The Washington Stormwater Center at WSU Puyallup is one of the largest research and outreach installations in the nation that focuses on green infrastructure. It offers the unique capability to conduct long-term research on full-scale, replicated bioretention, rain gardens, fish tank studies, and permeable pavement facilities. Research has led to new stormwater standards that lead to safer drinking water, a cleaner Puget Sound and improved salmon habitat, and the installation of permeable surfaces to reduce runoff. The Center’s extensive outreach program provides LID certification for engineers, planners and agency personnel and online LID training modules.
BEGINNER FARMER PROGRAMS
Declining farm numbers and an aging farmer population highlight the urgent need to support new entry farmers in Washington State. During the three-year period from 2013 to 2015, a total of 3,120 participants attended 128 English language and multilingual beginning farmer programs at WSU. Evaluations show that 95% of the participants reported an increase in knowledge, and 23% of beginning farmers said they planned to start a farm while a significant number of established farmers plan to adopt new, sustainable farming practices due to the educational programs.
AGRICULTURE AND NATURAL RESOURCES (CONT.)
MASTER GARDENERS HELP REDUCE FOOD COSTS AT A WASHINGTON CORRECTIONS CENTER FOR WOMEN

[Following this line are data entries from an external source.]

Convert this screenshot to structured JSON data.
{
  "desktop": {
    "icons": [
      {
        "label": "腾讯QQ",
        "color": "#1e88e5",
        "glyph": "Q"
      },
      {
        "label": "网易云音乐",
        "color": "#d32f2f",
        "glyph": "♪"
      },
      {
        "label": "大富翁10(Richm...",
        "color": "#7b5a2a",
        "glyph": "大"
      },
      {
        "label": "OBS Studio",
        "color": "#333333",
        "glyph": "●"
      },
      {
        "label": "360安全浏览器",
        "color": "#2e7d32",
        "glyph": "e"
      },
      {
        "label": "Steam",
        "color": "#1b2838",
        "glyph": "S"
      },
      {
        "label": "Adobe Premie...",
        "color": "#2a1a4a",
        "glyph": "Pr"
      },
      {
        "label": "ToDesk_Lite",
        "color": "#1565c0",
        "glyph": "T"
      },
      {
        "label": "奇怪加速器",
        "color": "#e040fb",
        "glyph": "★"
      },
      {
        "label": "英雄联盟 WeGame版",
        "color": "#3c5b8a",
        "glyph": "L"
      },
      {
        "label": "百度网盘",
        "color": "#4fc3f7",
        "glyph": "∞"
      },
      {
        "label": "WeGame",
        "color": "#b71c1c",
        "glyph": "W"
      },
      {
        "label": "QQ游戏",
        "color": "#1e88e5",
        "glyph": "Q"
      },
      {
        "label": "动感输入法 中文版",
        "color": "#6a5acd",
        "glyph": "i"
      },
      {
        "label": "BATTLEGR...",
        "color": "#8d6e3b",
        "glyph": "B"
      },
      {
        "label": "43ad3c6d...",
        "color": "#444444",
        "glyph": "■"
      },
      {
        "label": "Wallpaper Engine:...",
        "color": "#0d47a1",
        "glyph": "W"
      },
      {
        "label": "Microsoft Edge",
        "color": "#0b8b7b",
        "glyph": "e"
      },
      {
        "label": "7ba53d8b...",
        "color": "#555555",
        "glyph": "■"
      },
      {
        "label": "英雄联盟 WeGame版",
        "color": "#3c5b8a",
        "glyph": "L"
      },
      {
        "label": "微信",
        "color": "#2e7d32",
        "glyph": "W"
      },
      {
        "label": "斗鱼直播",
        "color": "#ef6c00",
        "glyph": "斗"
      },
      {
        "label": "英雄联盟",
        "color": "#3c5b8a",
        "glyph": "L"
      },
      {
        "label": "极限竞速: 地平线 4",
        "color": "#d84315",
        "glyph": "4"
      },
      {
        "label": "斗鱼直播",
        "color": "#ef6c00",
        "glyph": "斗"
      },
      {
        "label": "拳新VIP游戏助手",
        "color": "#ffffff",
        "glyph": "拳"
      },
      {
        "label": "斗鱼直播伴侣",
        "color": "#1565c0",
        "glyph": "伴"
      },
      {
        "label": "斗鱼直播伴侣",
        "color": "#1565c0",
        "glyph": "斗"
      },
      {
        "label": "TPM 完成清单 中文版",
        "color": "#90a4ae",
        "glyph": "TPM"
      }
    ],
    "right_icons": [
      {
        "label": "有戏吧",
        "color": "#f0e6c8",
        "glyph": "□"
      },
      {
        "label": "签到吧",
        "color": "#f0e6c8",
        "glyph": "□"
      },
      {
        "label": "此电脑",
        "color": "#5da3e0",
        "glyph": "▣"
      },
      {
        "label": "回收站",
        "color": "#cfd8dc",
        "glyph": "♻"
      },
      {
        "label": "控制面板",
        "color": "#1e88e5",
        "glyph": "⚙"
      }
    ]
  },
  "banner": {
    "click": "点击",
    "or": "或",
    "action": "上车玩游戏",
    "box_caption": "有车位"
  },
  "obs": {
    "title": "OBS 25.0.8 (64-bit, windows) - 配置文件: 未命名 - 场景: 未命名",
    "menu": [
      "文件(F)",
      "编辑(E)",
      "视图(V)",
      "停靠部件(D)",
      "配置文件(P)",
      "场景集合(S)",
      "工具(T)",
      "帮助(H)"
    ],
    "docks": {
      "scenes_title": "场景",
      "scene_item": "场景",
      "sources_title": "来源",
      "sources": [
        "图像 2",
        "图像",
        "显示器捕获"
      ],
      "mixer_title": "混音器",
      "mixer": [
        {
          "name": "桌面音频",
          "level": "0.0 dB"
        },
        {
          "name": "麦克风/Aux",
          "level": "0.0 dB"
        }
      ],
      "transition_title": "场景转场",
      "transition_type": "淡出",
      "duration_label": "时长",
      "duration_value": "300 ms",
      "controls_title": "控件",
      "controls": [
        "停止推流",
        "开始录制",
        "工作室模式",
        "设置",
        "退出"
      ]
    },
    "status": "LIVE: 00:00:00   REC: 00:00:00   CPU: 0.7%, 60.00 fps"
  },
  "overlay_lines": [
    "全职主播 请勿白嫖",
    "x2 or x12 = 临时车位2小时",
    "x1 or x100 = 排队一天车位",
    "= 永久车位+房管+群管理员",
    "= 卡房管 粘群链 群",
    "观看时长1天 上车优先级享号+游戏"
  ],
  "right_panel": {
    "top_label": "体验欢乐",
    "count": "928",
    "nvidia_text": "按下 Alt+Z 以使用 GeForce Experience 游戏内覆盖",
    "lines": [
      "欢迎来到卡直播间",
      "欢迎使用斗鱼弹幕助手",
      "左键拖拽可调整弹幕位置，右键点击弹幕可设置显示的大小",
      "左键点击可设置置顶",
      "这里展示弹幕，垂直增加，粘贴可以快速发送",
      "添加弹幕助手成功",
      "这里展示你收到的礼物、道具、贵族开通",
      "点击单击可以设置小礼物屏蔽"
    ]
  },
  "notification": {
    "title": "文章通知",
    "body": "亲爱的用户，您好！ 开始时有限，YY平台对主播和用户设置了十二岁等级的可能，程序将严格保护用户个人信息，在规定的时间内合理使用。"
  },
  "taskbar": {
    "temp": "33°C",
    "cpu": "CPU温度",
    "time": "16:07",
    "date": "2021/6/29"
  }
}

In 2010, WSU Master Gardeners in Pierce County established vegetable gardens with incarcerated women at the Washington Corrections Center for Women. In 2015 the women inmates grew over 16,000 pounds of produce. A total of more than 72,500 pounds of produce have been used by the cafeteria since the program began, increasing the amount of fresh vegetables the women eat and reducing food costs for the center. Two former project participants started work in the horticulture industry after their release. Recent studies have shown a direct correlation between prison gardening programs and improved self-esteem, decreased effects of mental illness, among other benefits.

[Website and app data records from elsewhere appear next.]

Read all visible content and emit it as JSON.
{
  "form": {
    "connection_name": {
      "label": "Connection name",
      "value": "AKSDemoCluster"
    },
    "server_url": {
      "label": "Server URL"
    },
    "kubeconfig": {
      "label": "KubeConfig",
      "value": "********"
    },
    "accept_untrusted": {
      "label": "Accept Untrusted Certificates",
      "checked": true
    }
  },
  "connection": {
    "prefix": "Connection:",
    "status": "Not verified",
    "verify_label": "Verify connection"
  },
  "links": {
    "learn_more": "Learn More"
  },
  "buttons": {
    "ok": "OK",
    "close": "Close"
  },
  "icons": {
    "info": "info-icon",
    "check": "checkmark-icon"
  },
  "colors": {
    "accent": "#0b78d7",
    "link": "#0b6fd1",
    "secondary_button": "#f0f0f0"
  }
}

YOUTH and FAMILIES
EFNEP EXPANDED FOOD AND NUTRITION EDUCATION PROGRAM
Obesity, poor nutri- tion, and limited physical activity are significant health concerns. Poor health disproportionately affects minority and low-income populations. Using a research-based curriculum, EFNEP para- professional nutrition educators provide nine 90-minute nutrition lessons to small groups of adults. Cost-benefit studies of EFNEP report that for every $1 spent on nutrition education, over $10 is saved in healthcare costs due to potential prevention of diet-related chronic diseases and conditions. 96% made positive changes related to nutrition behaviors, such as planning meals, choosing healthy foods, preparing food without adding salt, reading nutrition labels, and serving children breakfast; and they saved an average $55 per month on their food bill.

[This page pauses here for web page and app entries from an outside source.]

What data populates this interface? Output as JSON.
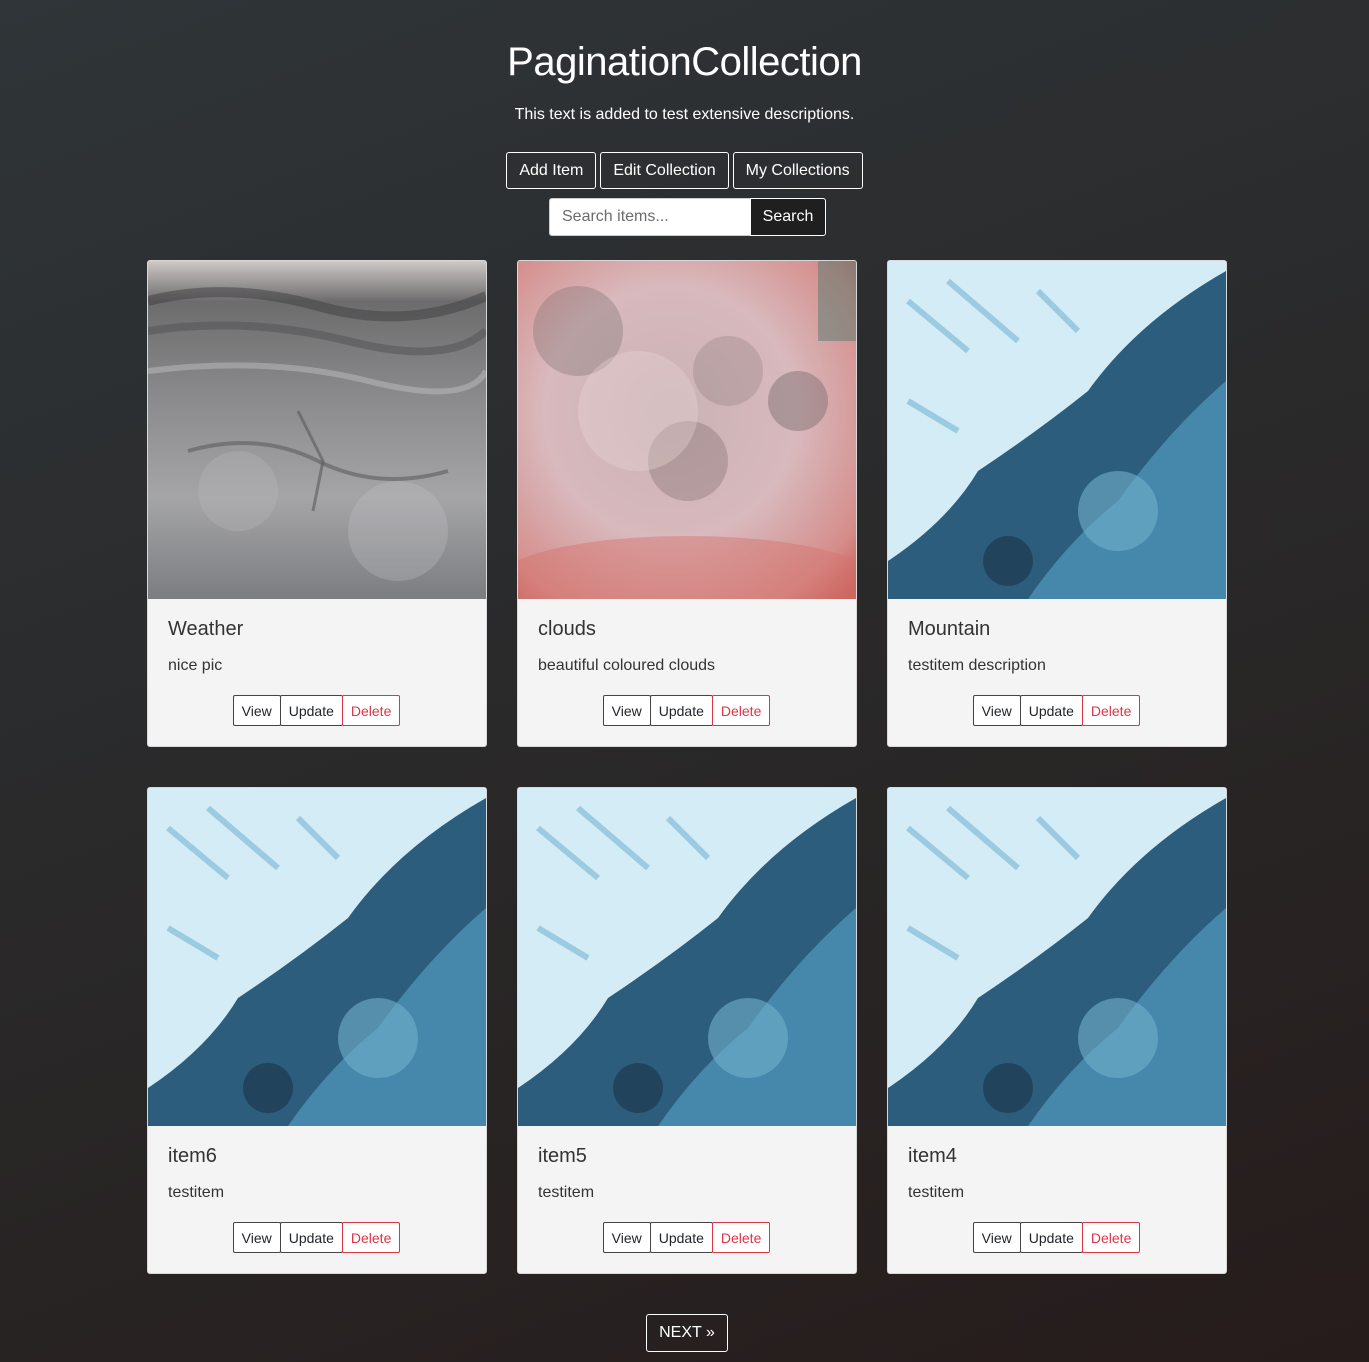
{
  "header": {
    "title": "PaginationCollection",
    "description": "This text is added to test extensive descriptions."
  },
  "actions": {
    "add_item": "Add Item",
    "edit_collection": "Edit Collection",
    "my_collections": "My Collections"
  },
  "search": {
    "placeholder": "Search items...",
    "value": "",
    "button_label": "Search"
  },
  "items": [
    {
      "title": "Weather",
      "description": "nice pic",
      "image": "frost-texture"
    },
    {
      "title": "clouds",
      "description": "beautiful coloured clouds",
      "image": "pink-clouds"
    },
    {
      "title": "Mountain",
      "description": "testitem description",
      "image": "glacier-aerial"
    },
    {
      "title": "item6",
      "description": "testitem",
      "image": "glacier-aerial"
    },
    {
      "title": "item5",
      "description": "testitem",
      "image": "glacier-aerial"
    },
    {
      "title": "item4",
      "description": "testitem",
      "image": "glacier-aerial"
    }
  ],
  "card_buttons": {
    "view": "View",
    "update": "Update",
    "delete": "Delete"
  },
  "pagination": {
    "next_label": "NEXT »"
  },
  "colors": {
    "background": "#2b2b2c",
    "card": "#f4f4f4",
    "delete": "#dc3545"
  }
}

4-H POSITIVE YOUTH DEVELOPMENT AND MENTORING
Civics in America is in decline and it’s an alarming trend among American youth. Each year—since 1978—approximately 250 high school students (Grades 9-12) and 40 adult mentors participate in the Know Your Government program to introduce youth to the democratic process through a four-year program which culminates in the annual Know Your Government Conference in Olympia, Washington. Over the past five years, 89% of participating youth reported significant gains from pre- to post-program in life-skill areas and in civics such as leadership, communication, critical thinking and other important life-skills.
SUPPLEMENTAL NUTRITION ASSISTANCE PROGRAM EDUCATION (SNAP-ED)
Limited access to healthy foods and opportunities for physical activity lead to poor health outcomes among low-income individuals. The WSU SNAP-Ed program reaches seniors, families, youth, and single adults with nutrition education aimed at improving knowledge and skills as well as supporting changes to make the healthy choice the easier choice in communities. In FY2016, 446 community partners across Washington State collaborated with WSU SNAP-Ed to provide nutrition education to 104,000 individuals in 28 counties. As a result 69% of parents reported purchasing healthier snacks for their children and 72% of the parents reported eating more fruits and vegetables as a family.